People who work for an organization don’t want to be in a situation in which their personal data is under the control of their employer. The most telling statistics from the surveys show that IT personnel – the very people who will be called upon to make such programs work – are almost as skeptical as the folks from PR and accounting about MDM platforms and BYOD:
Larger data loads are coming to the enterprise, both as a function of Big Data and the steady uptick of normal business activity. This will naturally wreak havoc with much of today’s traditional storage infrastructure, which is being tasked with not only with providing more capacity but speeding up and simplifying the storage and retrieval process.

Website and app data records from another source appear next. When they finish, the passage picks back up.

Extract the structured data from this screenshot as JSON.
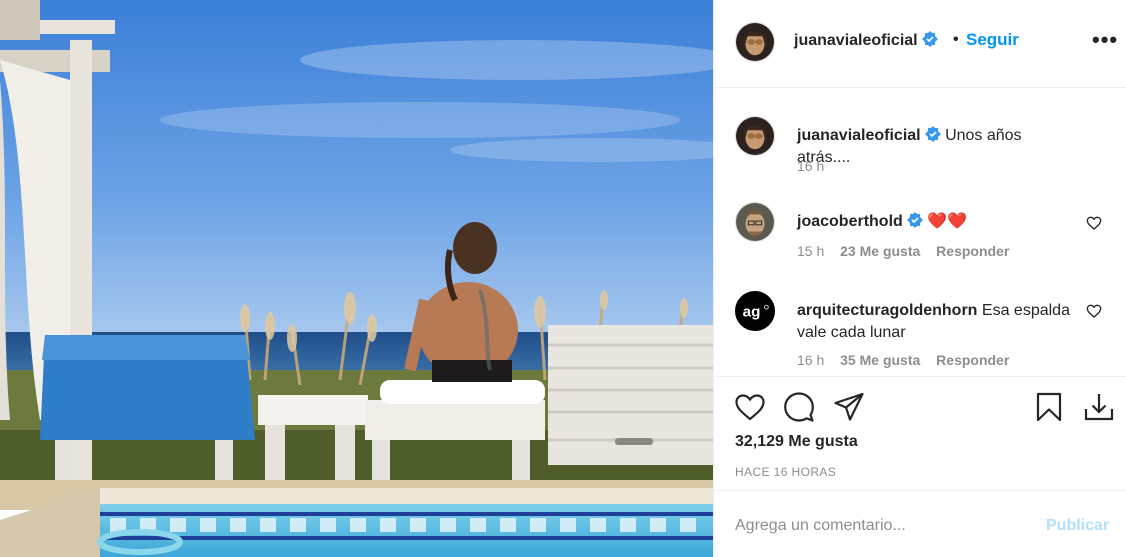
{
  "post": {
    "author": "juanavialeoficial",
    "follow_label": "Seguir",
    "separator": "•",
    "more_label": "•••"
  },
  "comments": [
    {
      "user": "juanavialeoficial",
      "text": "Unos años atrás....",
      "time": "16 h",
      "verified": true
    },
    {
      "user": "joacoberthold",
      "text": "❤️❤️",
      "time": "15 h",
      "likes": "23 Me gusta",
      "reply": "Responder",
      "verified": true
    },
    {
      "user": "arquitecturagoldenhorn",
      "text": "Esa espalda vale cada lunar",
      "time": "16 h",
      "likes": "35 Me gusta",
      "reply": "Responder",
      "avatar_text": "ag"
    }
  ],
  "stats": {
    "likes": "32,129 Me gusta",
    "time_ago": "HACE 16 HORAS"
  },
  "add_comment": {
    "placeholder": "Agrega un comentario...",
    "publish_label": "Publicar"
  },
  "icons": {
    "like": "heart-icon",
    "comment": "comment-icon",
    "share": "share-icon",
    "save": "bookmark-icon",
    "download": "download-icon"
  },
  "colors": {
    "link_blue": "#0095f6",
    "publish_disabled": "#b2dffc",
    "verified_blue": "#3897f0",
    "text_dark": "#262626",
    "text_muted": "#8e8e8e"
  }
}
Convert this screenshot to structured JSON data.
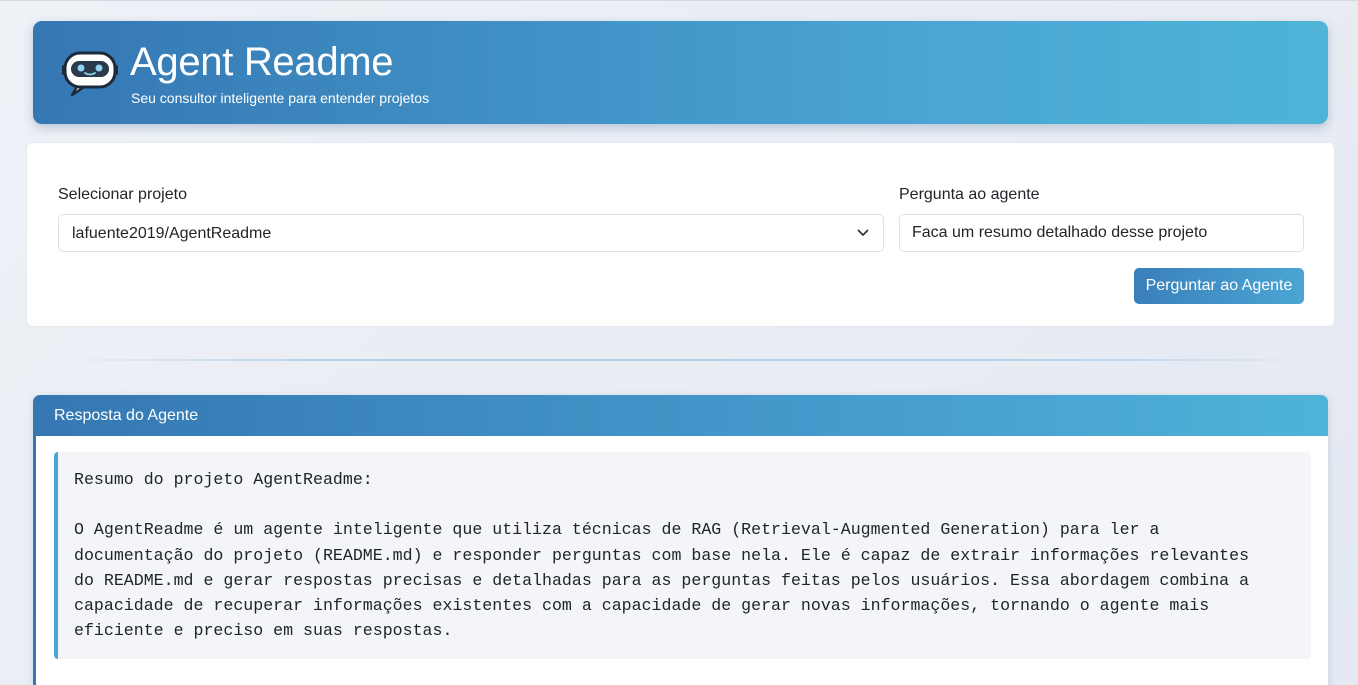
{
  "header": {
    "title": "Agent Readme",
    "subtitle": "Seu consultor inteligente para entender projetos",
    "logo_icon": "robot-chat-icon"
  },
  "form": {
    "project_label": "Selecionar projeto",
    "project_selected": "lafuente2019/AgentReadme",
    "question_label": "Pergunta ao agente",
    "question_value": "Faca um resumo detalhado desse projeto",
    "ask_button_label": "Perguntar ao Agente"
  },
  "response": {
    "title": "Resposta do Agente",
    "text": "Resumo do projeto AgentReadme:\n\nO AgentReadme é um agente inteligente que utiliza técnicas de RAG (Retrieval-Augmented Generation) para ler a\ndocumentação do projeto (README.md) e responder perguntas com base nela. Ele é capaz de extrair informações relevantes\ndo README.md e gerar respostas precisas e detalhadas para as perguntas feitas pelos usuários. Essa abordagem combina a\ncapacidade de recuperar informações existentes com a capacidade de gerar novas informações, tornando o agente mais\neficiente e preciso em suas respostas."
  },
  "colors": {
    "accent_dark": "#3577b3",
    "accent_light": "#4fb4d8"
  }
}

Most organizations already realize that with the changing nature of data, simply expanding legacy infrastructure is not the answer. Rather, we should be thinking about rebuilding storage from a fundamental level in order to derive real value from the multi-sourced, real-time data that is emerging in the new digital economy.
Designers and engineers at Citrix use human-centered innovation approaches such as Design Thinking to create compelling user experiences for mobile devices. Just a few recent experiments from our internal incubators show how designing with the user at the center of the stakeholder map can improve the overall UX, introduce new concepts on the market or applications of existing Citrix products in new verticals and for new use case scenarios.
For example, the Cubefree team created a Yelp-like app for mobile workers starting with low-fi prototypes, then iterating on both the product and the business model during a 3-month Citrix Startup Accelerator program. The PatientConsult team used a similar approach, starting with gaining empathy for doctors and specialists, identifying their specific needs, and prototyping an app for secure communication in the healthcare vertical. Not to mention the newly released Citrix Workspace Cloud that focuses on Citrix customer needs and seamlessly integrates multiple offerings to satisfy them!
(MCT) - A man walked into a biology lab at Lamar University and sprinkled food into a fish tank, sustaining Trinidad-plucked guppies while the professor monitoring them was unable to tend to the subjects of his life's research.
It was a minor happening, but a win nonetheless while worry and stress gripped the Beaumont university reeling from $50 million in damage by Hurricane Rita, a storm that a top official said highlighted deficiencies in emergency preparedness and threatened to derail students' lives.
Ten years later, people across the entirety of Lamar's spectrum -- alumni, professors, officials and maintenance workers -- remembered how everyone came together to solve the most-pressing issue: resuming classes as quickly as possible to avoid canceling graduation.
They also point to structural changes they said alleviated some of the problems three years later during Hurricane Ike and should help Lamar University the next time a major storm strikes southeast Texas.
Almost a quarter of businesses reported annual cumulative losses of at least $1.05 million (CAD $1.4 million) due to supply chain disruptions, and 76% of businesses reported at least one instance of supply chain disruption annually, according to a survey conducted by the Business Continuity Institute and Zurich. The top causes of supply chain failure among businesses surveyed were ones that will likely get even more frequent in the coming years: unplanned IT outages, cyberattacks, and adverse weather.
As the supply chain continues to grow ever longer, adding more potentially disruptive risks along the way, businesses are learning some painful lessons about the financial and reputational damages that can result from failures to ensure supply chain resilience.
Check out the infographic below for some Zurich’s top insights on supply chain visibility, including the biggest sources of damage and key steps to mitigate losses: